:: The data ::
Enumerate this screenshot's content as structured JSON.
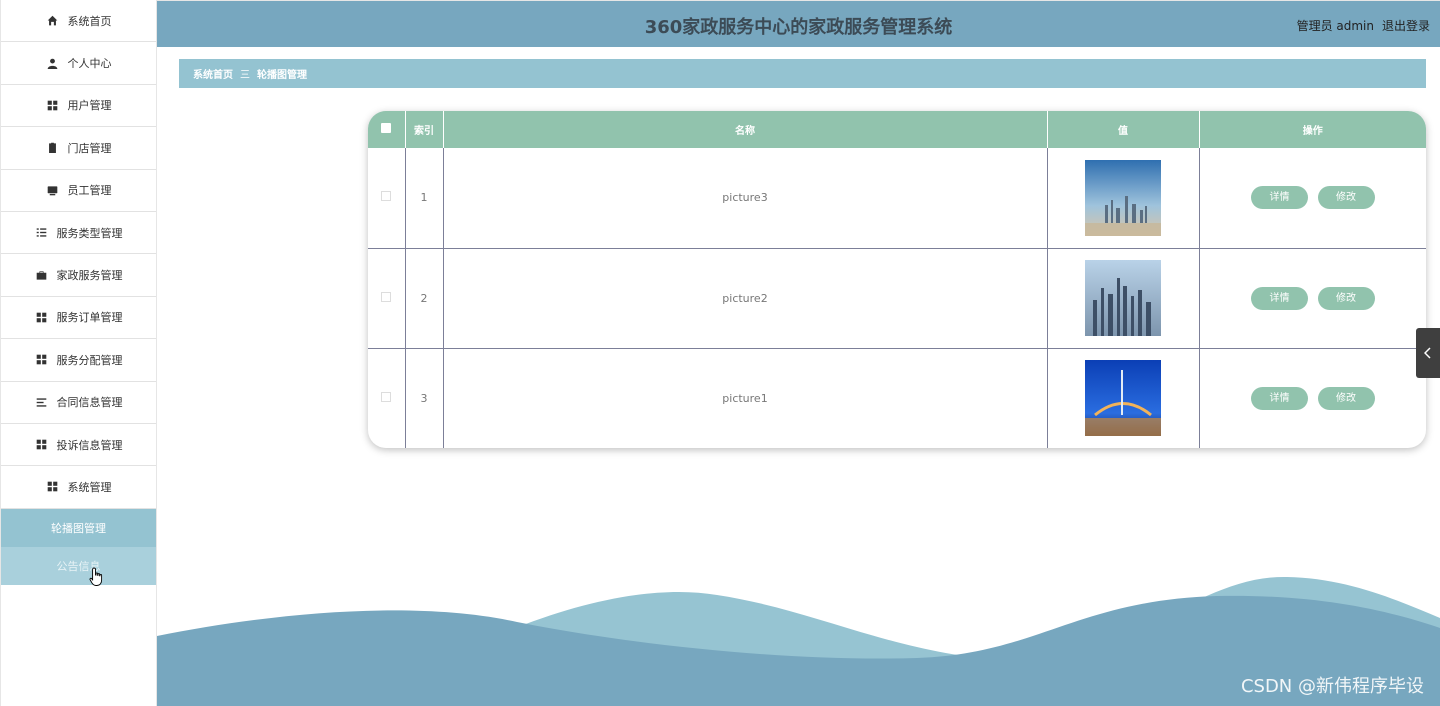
{
  "header": {
    "title": "360家政服务中心的家政服务管理系统",
    "user": "管理员 admin",
    "logout": "退出登录"
  },
  "sidebar": {
    "items": [
      {
        "label": "系统首页",
        "icon": "home-icon"
      },
      {
        "label": "个人中心",
        "icon": "user-icon"
      },
      {
        "label": "用户管理",
        "icon": "grid-icon"
      },
      {
        "label": "门店管理",
        "icon": "clipboard-icon"
      },
      {
        "label": "员工管理",
        "icon": "monitor-icon"
      },
      {
        "label": "服务类型管理",
        "icon": "list-icon"
      },
      {
        "label": "家政服务管理",
        "icon": "briefcase-icon"
      },
      {
        "label": "服务订单管理",
        "icon": "grid-icon"
      },
      {
        "label": "服务分配管理",
        "icon": "grid-icon"
      },
      {
        "label": "合同信息管理",
        "icon": "menu-icon"
      },
      {
        "label": "投诉信息管理",
        "icon": "grid-icon"
      },
      {
        "label": "系统管理",
        "icon": "grid-icon"
      }
    ],
    "subitems": [
      {
        "label": "轮播图管理"
      },
      {
        "label": "公告信息"
      }
    ]
  },
  "breadcrumb": {
    "home": "系统首页",
    "separator": "三",
    "current": "轮播图管理"
  },
  "table": {
    "columns": [
      "索引",
      "名称",
      "值",
      "操作"
    ],
    "rows": [
      {
        "index": "1",
        "name": "picture3"
      },
      {
        "index": "2",
        "name": "picture2"
      },
      {
        "index": "3",
        "name": "picture1"
      }
    ],
    "actions": {
      "detail": "详情",
      "edit": "修改"
    }
  },
  "watermark": "CSDN @新伟程序毕设",
  "colors": {
    "header": "#77a7bf",
    "breadcrumb": "#94c3d1",
    "table_header": "#91c3ad",
    "button": "#91c3ad"
  }
}
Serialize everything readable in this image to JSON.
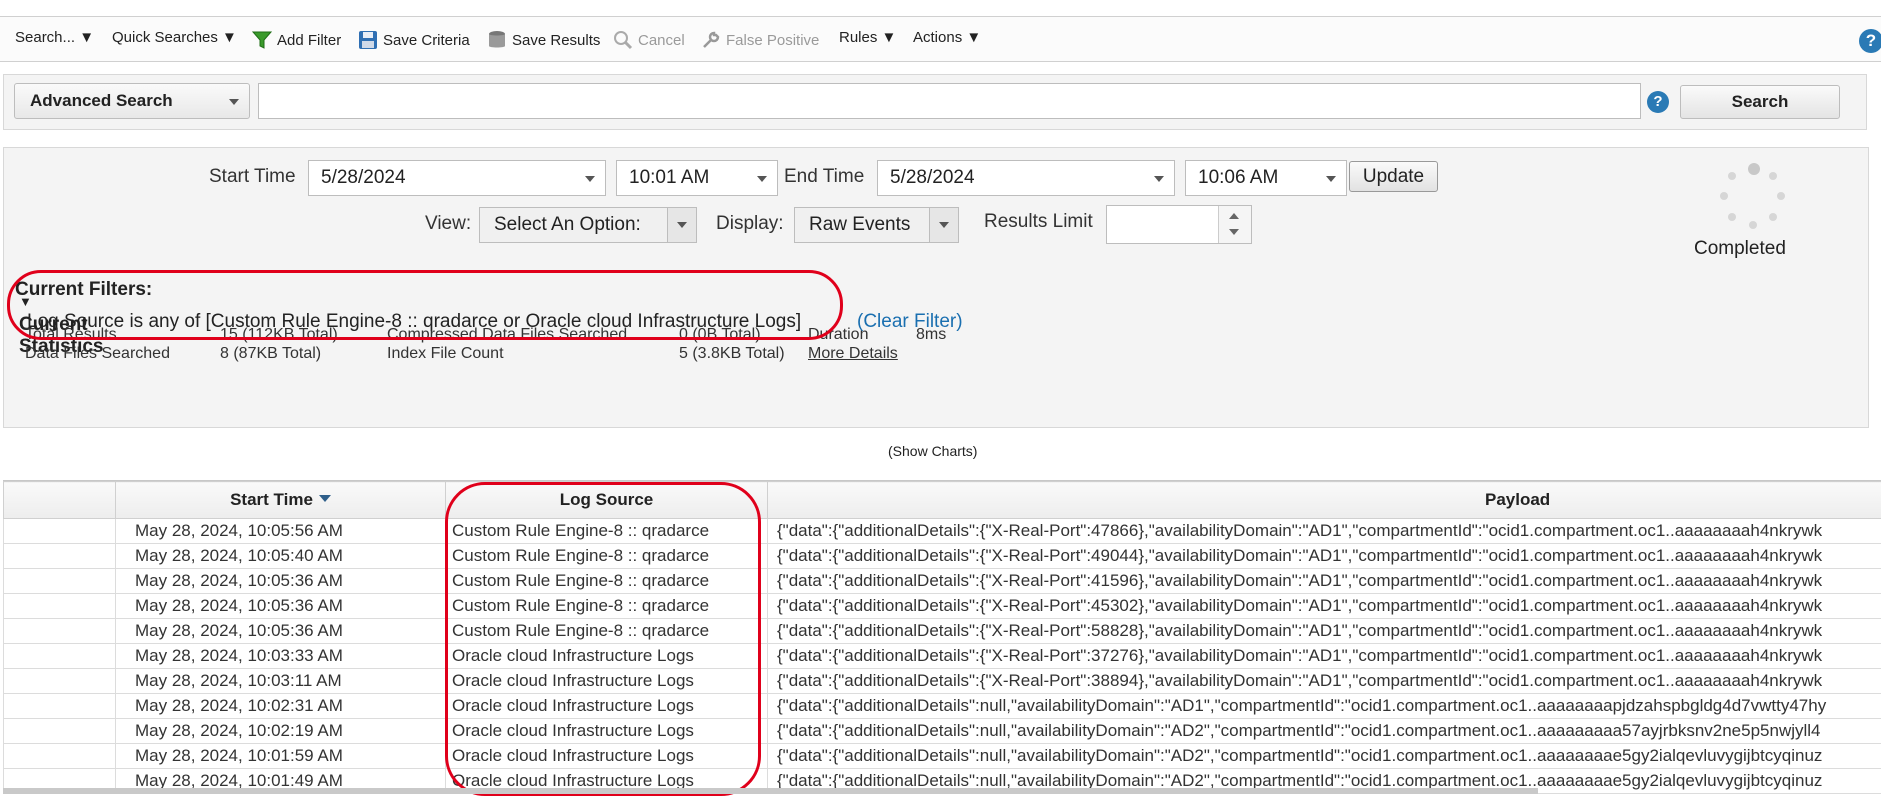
{
  "toolbar": {
    "items": [
      {
        "label": "Search... ▼"
      },
      {
        "label": "Quick Searches ▼"
      },
      {
        "label": "Add Filter",
        "icon": "filter-icon"
      },
      {
        "label": "Save Criteria",
        "icon": "floppy-disk-icon"
      },
      {
        "label": "Save Results",
        "icon": "database-icon"
      },
      {
        "label": "Cancel",
        "icon": "cancel-search-icon",
        "disabled": true
      },
      {
        "label": "False Positive",
        "icon": "wrench-icon",
        "disabled": true
      },
      {
        "label": "Rules ▼"
      },
      {
        "label": "Actions ▼"
      }
    ],
    "help": "?"
  },
  "search": {
    "mode": "Advanced Search",
    "query": "",
    "help": "?",
    "button": "Search"
  },
  "criteria": {
    "start_label": "Start Time",
    "start_date": "5/28/2024",
    "start_time": "10:01 AM",
    "end_label": "End Time",
    "end_date": "5/28/2024",
    "end_time": "10:06 AM",
    "update": "Update",
    "view_label": "View:",
    "view_value": "Select An Option:",
    "display_label": "Display:",
    "display_value": "Raw Events",
    "limit_label": "Results Limit",
    "limit_value": "",
    "status": "Completed"
  },
  "filters": {
    "title": "Current Filters:",
    "text": "Log Source is any of [Custom Rule Engine-8 :: qradarce or Oracle cloud Infrastructure Logs]",
    "clear": "(Clear Filter)"
  },
  "statistics": {
    "title": "Current Statistics",
    "total_results_label": "Total Results",
    "total_results_value": "15 (112KB Total)",
    "data_files_label": "Data Files Searched",
    "data_files_value": "8 (87KB Total)",
    "compressed_label": "Compressed Data Files Searched",
    "compressed_value": "0 (0B Total)",
    "index_label": "Index File Count",
    "index_value": "5 (3.8KB Total)",
    "duration_label": "Duration",
    "duration_value": "8ms",
    "more_details": "More Details"
  },
  "show_charts": "(Show Charts)",
  "table": {
    "columns": [
      "",
      "Start Time",
      "Log Source",
      "Payload"
    ],
    "rows": [
      {
        "time": "May 28, 2024, 10:05:56 AM",
        "source": "Custom Rule Engine-8 :: qradarce",
        "payload": "{\"data\":{\"additionalDetails\":{\"X-Real-Port\":47866},\"availabilityDomain\":\"AD1\",\"compartmentId\":\"ocid1.compartment.oc1..aaaaaaaah4nkrywk"
      },
      {
        "time": "May 28, 2024, 10:05:40 AM",
        "source": "Custom Rule Engine-8 :: qradarce",
        "payload": "{\"data\":{\"additionalDetails\":{\"X-Real-Port\":49044},\"availabilityDomain\":\"AD1\",\"compartmentId\":\"ocid1.compartment.oc1..aaaaaaaah4nkrywk"
      },
      {
        "time": "May 28, 2024, 10:05:36 AM",
        "source": "Custom Rule Engine-8 :: qradarce",
        "payload": "{\"data\":{\"additionalDetails\":{\"X-Real-Port\":41596},\"availabilityDomain\":\"AD1\",\"compartmentId\":\"ocid1.compartment.oc1..aaaaaaaah4nkrywk"
      },
      {
        "time": "May 28, 2024, 10:05:36 AM",
        "source": "Custom Rule Engine-8 :: qradarce",
        "payload": "{\"data\":{\"additionalDetails\":{\"X-Real-Port\":45302},\"availabilityDomain\":\"AD1\",\"compartmentId\":\"ocid1.compartment.oc1..aaaaaaaah4nkrywk"
      },
      {
        "time": "May 28, 2024, 10:05:36 AM",
        "source": "Custom Rule Engine-8 :: qradarce",
        "payload": "{\"data\":{\"additionalDetails\":{\"X-Real-Port\":58828},\"availabilityDomain\":\"AD1\",\"compartmentId\":\"ocid1.compartment.oc1..aaaaaaaah4nkrywk"
      },
      {
        "time": "May 28, 2024, 10:03:33 AM",
        "source": "Oracle cloud Infrastructure Logs",
        "payload": "{\"data\":{\"additionalDetails\":{\"X-Real-Port\":37276},\"availabilityDomain\":\"AD1\",\"compartmentId\":\"ocid1.compartment.oc1..aaaaaaaah4nkrywk"
      },
      {
        "time": "May 28, 2024, 10:03:11 AM",
        "source": "Oracle cloud Infrastructure Logs",
        "payload": "{\"data\":{\"additionalDetails\":{\"X-Real-Port\":38894},\"availabilityDomain\":\"AD1\",\"compartmentId\":\"ocid1.compartment.oc1..aaaaaaaah4nkrywk"
      },
      {
        "time": "May 28, 2024, 10:02:31 AM",
        "source": "Oracle cloud Infrastructure Logs",
        "payload": "{\"data\":{\"additionalDetails\":null,\"availabilityDomain\":\"AD1\",\"compartmentId\":\"ocid1.compartment.oc1..aaaaaaaapjdzahspbgldg4d7vwtty47hy"
      },
      {
        "time": "May 28, 2024, 10:02:19 AM",
        "source": "Oracle cloud Infrastructure Logs",
        "payload": "{\"data\":{\"additionalDetails\":null,\"availabilityDomain\":\"AD2\",\"compartmentId\":\"ocid1.compartment.oc1..aaaaaaaaa57ayjrbksnv2ne5p5nwjyll4"
      },
      {
        "time": "May 28, 2024, 10:01:59 AM",
        "source": "Oracle cloud Infrastructure Logs",
        "payload": "{\"data\":{\"additionalDetails\":null,\"availabilityDomain\":\"AD2\",\"compartmentId\":\"ocid1.compartment.oc1..aaaaaaaae5gy2ialqevluvygijbtcyqinuz"
      },
      {
        "time": "May 28, 2024, 10:01:49 AM",
        "source": "Oracle cloud Infrastructure Logs",
        "payload": "{\"data\":{\"additionalDetails\":null,\"availabilityDomain\":\"AD2\",\"compartmentId\":\"ocid1.compartment.oc1..aaaaaaaae5gy2ialqevluvygijbtcyqinuz"
      }
    ]
  },
  "colors": {
    "accent": "#2a7ab5",
    "link": "#1a6fb0",
    "highlight": "#e0001b"
  }
}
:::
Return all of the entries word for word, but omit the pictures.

• _Answer space_
Enumerate this screenshot's content as structured JSON.
{
  "header": {
    "title": "360家政服务中心的家政服务管理系统",
    "user": "管理员 admin",
    "logout": "退出登录"
  },
  "sidebar": {
    "items": [
      {
        "label": "系统首页",
        "icon": "home-icon"
      },
      {
        "label": "个人中心",
        "icon": "user-icon"
      },
      {
        "label": "用户管理",
        "icon": "grid-icon"
      },
      {
        "label": "门店管理",
        "icon": "clipboard-icon"
      },
      {
        "label": "员工管理",
        "icon": "monitor-icon"
      },
      {
        "label": "服务类型管理",
        "icon": "list-icon"
      },
      {
        "label": "家政服务管理",
        "icon": "briefcase-icon"
      },
      {
        "label": "服务订单管理",
        "icon": "grid-icon"
      },
      {
        "label": "服务分配管理",
        "icon": "grid-icon"
      },
      {
        "label": "合同信息管理",
        "icon": "menu-icon"
      },
      {
        "label": "投诉信息管理",
        "icon": "grid-icon"
      },
      {
        "label": "系统管理",
        "icon": "grid-icon"
      }
    ],
    "subitems": [
      {
        "label": "轮播图管理"
      },
      {
        "label": "公告信息"
      }
    ]
  },
  "breadcrumb": {
    "home": "系统首页",
    "separator": "三",
    "current": "轮播图管理"
  },
  "table": {
    "columns": [
      "索引",
      "名称",
      "值",
      "操作"
    ],
    "rows": [
      {
        "index": "1",
        "name": "picture3"
      },
      {
        "index": "2",
        "name": "picture2"
      },
      {
        "index": "3",
        "name": "picture1"
      }
    ],
    "actions": {
      "detail": "详情",
      "edit": "修改"
    }
  },
  "watermark": "CSDN @新伟程序毕设",
  "colors": {
    "header": "#77a7bf",
    "breadcrumb": "#94c3d1",
    "table_header": "#91c3ad",
    "button": "#91c3ad"
  }
}
Serialize everything readable in this image to JSON.
{
  "toolbar": {
    "items": [
      {
        "label": "Search... ▼"
      },
      {
        "label": "Quick Searches ▼"
      },
      {
        "label": "Add Filter",
        "icon": "filter-icon"
      },
      {
        "label": "Save Criteria",
        "icon": "floppy-disk-icon"
      },
      {
        "label": "Save Results",
        "icon": "database-icon"
      },
      {
        "label": "Cancel",
        "icon": "cancel-search-icon",
        "disabled": true
      },
      {
        "label": "False Positive",
        "icon": "wrench-icon",
        "disabled": true
      },
      {
        "label": "Rules ▼"
      },
      {
        "label": "Actions ▼"
      }
    ],
    "help": "?"
  },
  "search": {
    "mode": "Advanced Search",
    "query": "",
    "help": "?",
    "button": "Search"
  },
  "criteria": {
    "start_label": "Start Time",
    "start_date": "5/28/2024",
    "start_time": "10:01 AM",
    "end_label": "End Time",
    "end_date": "5/28/2024",
    "end_time": "10:06 AM",
    "update": "Update",
    "view_label": "View:",
    "view_value": "Select An Option:",
    "display_label": "Display:",
    "display_value": "Raw Events",
    "limit_label": "Results Limit",
    "limit_value": "",
    "status": "Completed"
  },
  "filters": {
    "title": "Current Filters:",
    "text": "Log Source is any of [Custom Rule Engine-8 :: qradarce or Oracle cloud Infrastructure Logs]",
    "clear": "(Clear Filter)"
  },
  "statistics": {
    "title": "Current Statistics",
    "total_results_label": "Total Results",
    "total_results_value": "15 (112KB Total)",
    "data_files_label": "Data Files Searched",
    "data_files_value": "8 (87KB Total)",
    "compressed_label": "Compressed Data Files Searched",
    "compressed_value": "0 (0B Total)",
    "index_label": "Index File Count",
    "index_value": "5 (3.8KB Total)",
    "duration_label": "Duration",
    "duration_value": "8ms",
    "more_details": "More Details"
  },
  "show_charts": "(Show Charts)",
  "table": {
    "columns": [
      "",
      "Start Time",
      "Log Source",
      "Payload"
    ],
    "rows": [
      {
        "time": "May 28, 2024, 10:05:56 AM",
        "source": "Custom Rule Engine-8 :: qradarce",
        "payload": "{\"data\":{\"additionalDetails\":{\"X-Real-Port\":47866},\"availabilityDomain\":\"AD1\",\"compartmentId\":\"ocid1.compartment.oc1..aaaaaaaah4nkrywk"
      },
      {
        "time": "May 28, 2024, 10:05:40 AM",
        "source": "Custom Rule Engine-8 :: qradarce",
        "payload": "{\"data\":{\"additionalDetails\":{\"X-Real-Port\":49044},\"availabilityDomain\":\"AD1\",\"compartmentId\":\"ocid1.compartment.oc1..aaaaaaaah4nkrywk"
      },
      {
        "time": "May 28, 2024, 10:05:36 AM",
        "source": "Custom Rule Engine-8 :: qradarce",
        "payload": "{\"data\":{\"additionalDetails\":{\"X-Real-Port\":41596},\"availabilityDomain\":\"AD1\",\"compartmentId\":\"ocid1.compartment.oc1..aaaaaaaah4nkrywk"
      },
      {
        "time": "May 28, 2024, 10:05:36 AM",
        "source": "Custom Rule Engine-8 :: qradarce",
        "payload": "{\"data\":{\"additionalDetails\":{\"X-Real-Port\":45302},\"availabilityDomain\":\"AD1\",\"compartmentId\":\"ocid1.compartment.oc1..aaaaaaaah4nkrywk"
      },
      {
        "time": "May 28, 2024, 10:05:36 AM",
        "source": "Custom Rule Engine-8 :: qradarce",
        "payload": "{\"data\":{\"additionalDetails\":{\"X-Real-Port\":58828},\"availabilityDomain\":\"AD1\",\"compartmentId\":\"ocid1.compartment.oc1..aaaaaaaah4nkrywk"
      },
      {
        "time": "May 28, 2024, 10:03:33 AM",
        "source": "Oracle cloud Infrastructure Logs",
        "payload": "{\"data\":{\"additionalDetails\":{\"X-Real-Port\":37276},\"availabilityDomain\":\"AD1\",\"compartmentId\":\"ocid1.compartment.oc1..aaaaaaaah4nkrywk"
      },
      {
        "time": "May 28, 2024, 10:03:11 AM",
        "source": "Oracle cloud Infrastructure Logs",
        "payload": "{\"data\":{\"additionalDetails\":{\"X-Real-Port\":38894},\"availabilityDomain\":\"AD1\",\"compartmentId\":\"ocid1.compartment.oc1..aaaaaaaah4nkrywk"
      },
      {
        "time": "May 28, 2024, 10:02:31 AM",
        "source": "Oracle cloud Infrastructure Logs",
        "payload": "{\"data\":{\"additionalDetails\":null,\"availabilityDomain\":\"AD1\",\"compartmentId\":\"ocid1.compartment.oc1..aaaaaaaapjdzahspbgldg4d7vwtty47hy"
      },
      {
        "time": "May 28, 2024, 10:02:19 AM",
        "source": "Oracle cloud Infrastructure Logs",
        "payload": "{\"data\":{\"additionalDetails\":null,\"availabilityDomain\":\"AD2\",\"compartmentId\":\"ocid1.compartment.oc1..aaaaaaaaa57ayjrbksnv2ne5p5nwjyll4"
      },
      {
        "time": "May 28, 2024, 10:01:59 AM",
        "source": "Oracle cloud Infrastructure Logs",
        "payload": "{\"data\":{\"additionalDetails\":null,\"availabilityDomain\":\"AD2\",\"compartmentId\":\"ocid1.compartment.oc1..aaaaaaaae5gy2ialqevluvygijbtcyqinuz"
      },
      {
        "time": "May 28, 2024, 10:01:49 AM",
        "source": "Oracle cloud Infrastructure Logs",
        "payload": "{\"data\":{\"additionalDetails\":null,\"availabilityDomain\":\"AD2\",\"compartmentId\":\"ocid1.compartment.oc1..aaaaaaaae5gy2ialqevluvygijbtcyqinuz"
      }
    ]
  },
  "colors": {
    "accent": "#2a7ab5",
    "link": "#1a6fb0",
    "highlight": "#e0001b"
  }
}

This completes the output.